What you have to do ->
What is needed here is an exact copy of all the data.

Data to use ->
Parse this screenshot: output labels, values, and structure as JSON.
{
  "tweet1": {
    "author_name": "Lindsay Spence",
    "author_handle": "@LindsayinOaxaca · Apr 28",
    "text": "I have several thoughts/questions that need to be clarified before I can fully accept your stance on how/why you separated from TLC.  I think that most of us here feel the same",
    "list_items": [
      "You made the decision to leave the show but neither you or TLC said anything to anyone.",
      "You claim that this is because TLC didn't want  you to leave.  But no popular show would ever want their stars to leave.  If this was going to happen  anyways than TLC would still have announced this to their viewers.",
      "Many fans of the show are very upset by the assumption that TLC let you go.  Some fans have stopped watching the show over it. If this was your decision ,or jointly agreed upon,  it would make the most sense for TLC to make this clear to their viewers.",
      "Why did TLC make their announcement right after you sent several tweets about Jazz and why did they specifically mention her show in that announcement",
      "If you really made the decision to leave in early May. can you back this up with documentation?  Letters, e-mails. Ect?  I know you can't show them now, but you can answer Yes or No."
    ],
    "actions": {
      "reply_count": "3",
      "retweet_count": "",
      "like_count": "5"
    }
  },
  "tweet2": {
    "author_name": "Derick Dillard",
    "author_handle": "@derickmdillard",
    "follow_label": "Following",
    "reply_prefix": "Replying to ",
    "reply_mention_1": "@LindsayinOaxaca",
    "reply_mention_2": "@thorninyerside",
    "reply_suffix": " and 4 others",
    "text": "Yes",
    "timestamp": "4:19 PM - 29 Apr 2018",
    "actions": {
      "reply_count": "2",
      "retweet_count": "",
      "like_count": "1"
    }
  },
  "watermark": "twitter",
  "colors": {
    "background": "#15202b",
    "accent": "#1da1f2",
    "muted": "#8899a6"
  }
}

Result of this exercise ->
Parse this screenshot: output labels, values, and structure as JSON.
{
  "tweet1": {
    "author_name": "Lindsay Spence",
    "author_handle": "@LindsayinOaxaca · Apr 28",
    "text": "I have several thoughts/questions that need to be clarified before I can fully accept your stance on how/why you separated from TLC.  I think that most of us here feel the same",
    "list_items": [
      "You made the decision to leave the show but neither you or TLC said anything to anyone.",
      "You claim that this is because TLC didn't want  you to leave.  But no popular show would ever want their stars to leave.  If this was going to happen  anyways than TLC would still have announced this to their viewers.",
      "Many fans of the show are very upset by the assumption that TLC let you go.  Some fans have stopped watching the show over it. If this was your decision ,or jointly agreed upon,  it would make the most sense for TLC to make this clear to their viewers.",
      "Why did TLC make their announcement right after you sent several tweets about Jazz and why did they specifically mention her show in that announcement",
      "If you really made the decision to leave in early May. can you back this up with documentation?  Letters, e-mails. Ect?  I know you can't show them now, but you can answer Yes or No."
    ],
    "actions": {
      "reply_count": "3",
      "retweet_count": "",
      "like_count": "5"
    }
  },
  "tweet2": {
    "author_name": "Derick Dillard",
    "author_handle": "@derickmdillard",
    "follow_label": "Following",
    "reply_prefix": "Replying to ",
    "reply_mention_1": "@LindsayinOaxaca",
    "reply_mention_2": "@thorninyerside",
    "reply_suffix": " and 4 others",
    "text": "Yes",
    "timestamp": "4:19 PM - 29 Apr 2018",
    "actions": {
      "reply_count": "2",
      "retweet_count": "",
      "like_count": "1"
    }
  },
  "watermark": "twitter",
  "colors": {
    "background": "#15202b",
    "accent": "#1da1f2",
    "muted": "#8899a6"
  }
}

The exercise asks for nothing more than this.